Buckinghamshire County Council has joined 80 other local authorities by signing up to the Armed Forces Community Covenant.
Published by the Government in 2011, the Armed Forces Covenant is a statement of the moral obligation which exists between the Nation, the Government and the Armed Forces.
At the council offices in Aylesbury, RAF Halton representatives joined those from several other local military units, and the Chairman of Buckinghamshire County Council, Marion Clayton, to sign up to the Covenant. Councillor Clayton said:
"It’s important that we seek ways in which we can improve mutual support and work together to the benefit of the whole community. This Community Covenant is a local statement of that mutual support between the civilian community and its local Armed Forces community.
"It’s designed to complement the national Armed Forces Covenant, recognising the unique pressures under which forces personnel work, and the particular needs of their families."
By pledging their support to the Armed Forces units and veterans that call Buckinghamshire home, Buckinghamshire County Council will be able to make a real difference to Service personnel and their families. Some of the initiatives underway across the country include fun days out for Service families and Service children, play parks, mentors for Service leavers and veterans, and support services for those dealing with long periods of separation.
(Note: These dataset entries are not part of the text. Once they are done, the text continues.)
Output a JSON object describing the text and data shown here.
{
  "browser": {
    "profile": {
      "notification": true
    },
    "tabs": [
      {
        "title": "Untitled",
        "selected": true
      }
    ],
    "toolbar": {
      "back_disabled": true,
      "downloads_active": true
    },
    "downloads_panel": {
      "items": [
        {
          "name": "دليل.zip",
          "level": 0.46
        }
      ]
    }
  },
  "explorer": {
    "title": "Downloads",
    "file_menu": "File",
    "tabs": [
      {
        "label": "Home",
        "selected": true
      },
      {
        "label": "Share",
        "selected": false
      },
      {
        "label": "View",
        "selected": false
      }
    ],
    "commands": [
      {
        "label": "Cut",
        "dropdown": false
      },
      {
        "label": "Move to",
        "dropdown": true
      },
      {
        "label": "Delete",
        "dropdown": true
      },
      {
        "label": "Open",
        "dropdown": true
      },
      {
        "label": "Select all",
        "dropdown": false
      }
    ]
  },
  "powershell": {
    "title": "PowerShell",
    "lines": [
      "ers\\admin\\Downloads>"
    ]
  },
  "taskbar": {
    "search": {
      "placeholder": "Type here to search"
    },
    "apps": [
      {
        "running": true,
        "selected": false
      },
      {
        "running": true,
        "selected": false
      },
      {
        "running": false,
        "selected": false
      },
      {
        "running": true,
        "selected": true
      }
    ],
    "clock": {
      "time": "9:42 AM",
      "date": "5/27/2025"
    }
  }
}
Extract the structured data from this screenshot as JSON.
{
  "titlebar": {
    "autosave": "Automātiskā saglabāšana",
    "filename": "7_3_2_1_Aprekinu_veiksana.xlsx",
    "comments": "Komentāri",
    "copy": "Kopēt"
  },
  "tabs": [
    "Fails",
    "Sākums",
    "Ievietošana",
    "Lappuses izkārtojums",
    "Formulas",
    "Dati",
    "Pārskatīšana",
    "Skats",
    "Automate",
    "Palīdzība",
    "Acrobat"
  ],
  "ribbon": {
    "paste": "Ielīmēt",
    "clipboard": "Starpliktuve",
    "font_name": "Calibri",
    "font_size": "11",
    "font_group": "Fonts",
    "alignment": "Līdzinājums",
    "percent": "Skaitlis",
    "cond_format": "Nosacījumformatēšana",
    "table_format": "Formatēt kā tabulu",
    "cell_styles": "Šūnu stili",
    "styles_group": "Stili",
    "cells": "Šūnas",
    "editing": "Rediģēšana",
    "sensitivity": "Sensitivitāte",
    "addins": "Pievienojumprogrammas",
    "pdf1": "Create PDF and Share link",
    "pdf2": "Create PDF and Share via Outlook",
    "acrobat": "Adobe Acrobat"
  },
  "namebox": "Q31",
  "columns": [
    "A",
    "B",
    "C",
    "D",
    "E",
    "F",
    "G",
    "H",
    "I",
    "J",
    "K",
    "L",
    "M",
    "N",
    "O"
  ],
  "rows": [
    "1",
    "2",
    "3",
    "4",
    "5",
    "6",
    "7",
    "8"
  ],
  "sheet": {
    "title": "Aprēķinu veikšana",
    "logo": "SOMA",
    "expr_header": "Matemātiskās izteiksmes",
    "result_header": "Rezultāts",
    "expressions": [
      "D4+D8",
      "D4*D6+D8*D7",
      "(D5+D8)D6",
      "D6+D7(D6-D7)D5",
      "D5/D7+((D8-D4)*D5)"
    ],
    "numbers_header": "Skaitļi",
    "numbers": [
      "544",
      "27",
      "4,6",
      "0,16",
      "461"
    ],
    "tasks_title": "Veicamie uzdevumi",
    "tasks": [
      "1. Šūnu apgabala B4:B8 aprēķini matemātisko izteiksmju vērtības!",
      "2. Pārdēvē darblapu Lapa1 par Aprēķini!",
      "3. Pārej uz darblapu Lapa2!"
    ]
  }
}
The scheme also works reciprocally, with servicemen and women pledging to aid the community in a variety of ways.
RAF Halton is particularly active within the local community and undertakes charity and community projects as a matter of course. In addition, RAF Halton runs a number of community initiatives, such as the military co-responders scheme, and maintains close links with the local police force.
Both of these initiatives were on display at the Covenant signing event.
The RAF is the largest military presence in Buckinghamshire, with some 2,500 members stationed in the county.
The Station Commander of RAF Halton, Group Captain Chris Elliot, said:
"We at RAF Halton hold a unique place within the community of Buckinghamshire, and we work hard to maintain and improve that relationship through all that we do.
"The Armed Forces Community Covenant serves to highlight the moral obligation between the community and the Armed Forces so that we can ensure that we support the communities in which we live and work, but importantly ensure that servicemen, servicewomen, families and veterans receive the support that they need from the county councils where they live and work.
"To be one of the many military units signing the Covenant in Buckinghamshire is an honour, and I hope that we can all continue to work together for the greater good."
Brigadier Neil Baverstock, Officer Commanding 145 (South) Brigade, who spoke on behalf of the Armed Forces in Buckinghamshire, said:
"What we are signing today is only part of a wider relationship that we have with society, and it is that wider relationship that we are seeking to develop alongside the Covenant.
"I’ve been incredibly encouraged by the support that I’ve found in the county as we’ve gone about setting up the Community Covenant. Today is a testament to the degree of support that we are feeling in the Armed Forces from the communities in Buckinghamshire. We, as a Defence community, are extremely grateful."
He finished by saying:
"The Armed Forces are as much a part of Buckinghamshire as Buckinghamshire is part of the Armed Forces."
Some other County and City councils that have signed or are due to sign the Armed Forces Covenant:
Dumfries and Galloway
Vale of Glamorgan
Isle of Anglesey
City of Newcastle
Yorkshire and Humberside:
City of York
North East Lincolnshire
Plymouth – wait for signing
Greater London Authority – wait for signing
Barking & Dagenham
Hammersmith & Fulham
It must be accepted as a principle that the rifle, effective as it is, cannot replace the devastation produced on the enemy by the speed of the horse, the magnetism of the charge, and the terror of cold steel. - British Army Cavalry training manual 1907